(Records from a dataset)
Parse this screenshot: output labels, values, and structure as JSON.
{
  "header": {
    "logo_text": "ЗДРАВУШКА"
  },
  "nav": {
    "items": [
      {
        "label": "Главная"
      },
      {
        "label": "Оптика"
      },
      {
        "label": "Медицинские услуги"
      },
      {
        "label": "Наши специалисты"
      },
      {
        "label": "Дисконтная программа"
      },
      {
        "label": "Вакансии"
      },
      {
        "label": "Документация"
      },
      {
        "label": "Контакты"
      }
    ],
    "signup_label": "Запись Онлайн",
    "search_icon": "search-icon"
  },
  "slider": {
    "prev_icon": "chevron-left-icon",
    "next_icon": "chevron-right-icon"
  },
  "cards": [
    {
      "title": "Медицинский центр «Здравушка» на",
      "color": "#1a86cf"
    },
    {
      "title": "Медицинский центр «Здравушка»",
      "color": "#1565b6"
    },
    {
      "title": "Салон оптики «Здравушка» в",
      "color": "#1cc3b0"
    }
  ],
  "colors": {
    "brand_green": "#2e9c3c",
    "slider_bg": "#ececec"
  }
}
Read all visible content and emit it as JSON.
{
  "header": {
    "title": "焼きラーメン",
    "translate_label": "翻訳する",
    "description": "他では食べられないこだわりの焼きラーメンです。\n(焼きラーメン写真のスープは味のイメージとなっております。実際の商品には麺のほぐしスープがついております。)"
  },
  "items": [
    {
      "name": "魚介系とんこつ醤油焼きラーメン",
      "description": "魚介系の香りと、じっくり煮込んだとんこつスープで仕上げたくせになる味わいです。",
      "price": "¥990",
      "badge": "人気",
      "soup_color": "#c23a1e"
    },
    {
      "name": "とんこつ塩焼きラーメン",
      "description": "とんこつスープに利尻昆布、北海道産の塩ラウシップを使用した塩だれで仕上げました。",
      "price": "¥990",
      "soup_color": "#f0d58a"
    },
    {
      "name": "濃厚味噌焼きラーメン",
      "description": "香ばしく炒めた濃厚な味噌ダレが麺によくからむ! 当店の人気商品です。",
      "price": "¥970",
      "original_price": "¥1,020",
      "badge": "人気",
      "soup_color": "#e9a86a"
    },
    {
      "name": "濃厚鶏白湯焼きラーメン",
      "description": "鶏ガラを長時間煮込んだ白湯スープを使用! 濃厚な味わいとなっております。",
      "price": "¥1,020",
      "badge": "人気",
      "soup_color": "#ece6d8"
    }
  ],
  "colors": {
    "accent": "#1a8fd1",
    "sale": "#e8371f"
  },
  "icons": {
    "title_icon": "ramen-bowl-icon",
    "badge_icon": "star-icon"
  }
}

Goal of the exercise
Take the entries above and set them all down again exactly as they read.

Your solution
Parse this screenshot: output labels, values, and structure as JSON.
{
  "header": {
    "logo_text": "ЗДРАВУШКА"
  },
  "nav": {
    "items": [
      {
        "label": "Главная"
      },
      {
        "label": "Оптика"
      },
      {
        "label": "Медицинские услуги"
      },
      {
        "label": "Наши специалисты"
      },
      {
        "label": "Дисконтная программа"
      },
      {
        "label": "Вакансии"
      },
      {
        "label": "Документация"
      },
      {
        "label": "Контакты"
      }
    ],
    "signup_label": "Запись Онлайн",
    "search_icon": "search-icon"
  },
  "slider": {
    "prev_icon": "chevron-left-icon",
    "next_icon": "chevron-right-icon"
  },
  "cards": [
    {
      "title": "Медицинский центр «Здравушка» на",
      "color": "#1a86cf"
    },
    {
      "title": "Медицинский центр «Здравушка»",
      "color": "#1565b6"
    },
    {
      "title": "Салон оптики «Здравушка» в",
      "color": "#1cc3b0"
    }
  ],
  "colors": {
    "brand_green": "#2e9c3c",
    "slider_bg": "#ececec"
  }
}
Read all visible content and emit it as JSON.
{
  "header": {
    "title": "焼きラーメン",
    "translate_label": "翻訳する",
    "description": "他では食べられないこだわりの焼きラーメンです。\n(焼きラーメン写真のスープは味のイメージとなっております。実際の商品には麺のほぐしスープがついております。)"
  },
  "items": [
    {
      "name": "魚介系とんこつ醤油焼きラーメン",
      "description": "魚介系の香りと、じっくり煮込んだとんこつスープで仕上げたくせになる味わいです。",
      "price": "¥990",
      "badge": "人気",
      "soup_color": "#c23a1e"
    },
    {
      "name": "とんこつ塩焼きラーメン",
      "description": "とんこつスープに利尻昆布、北海道産の塩ラウシップを使用した塩だれで仕上げました。",
      "price": "¥990",
      "soup_color": "#f0d58a"
    },
    {
      "name": "濃厚味噌焼きラーメン",
      "description": "香ばしく炒めた濃厚な味噌ダレが麺によくからむ! 当店の人気商品です。",
      "price": "¥970",
      "original_price": "¥1,020",
      "badge": "人気",
      "soup_color": "#e9a86a"
    },
    {
      "name": "濃厚鶏白湯焼きラーメン",
      "description": "鶏ガラを長時間煮込んだ白湯スープを使用! 濃厚な味わいとなっております。",
      "price": "¥1,020",
      "badge": "人気",
      "soup_color": "#ece6d8"
    }
  ],
  "colors": {
    "accent": "#1a8fd1",
    "sale": "#e8371f"
  },
  "icons": {
    "title_icon": "ramen-bowl-icon",
    "badge_icon": "star-icon"
  }
}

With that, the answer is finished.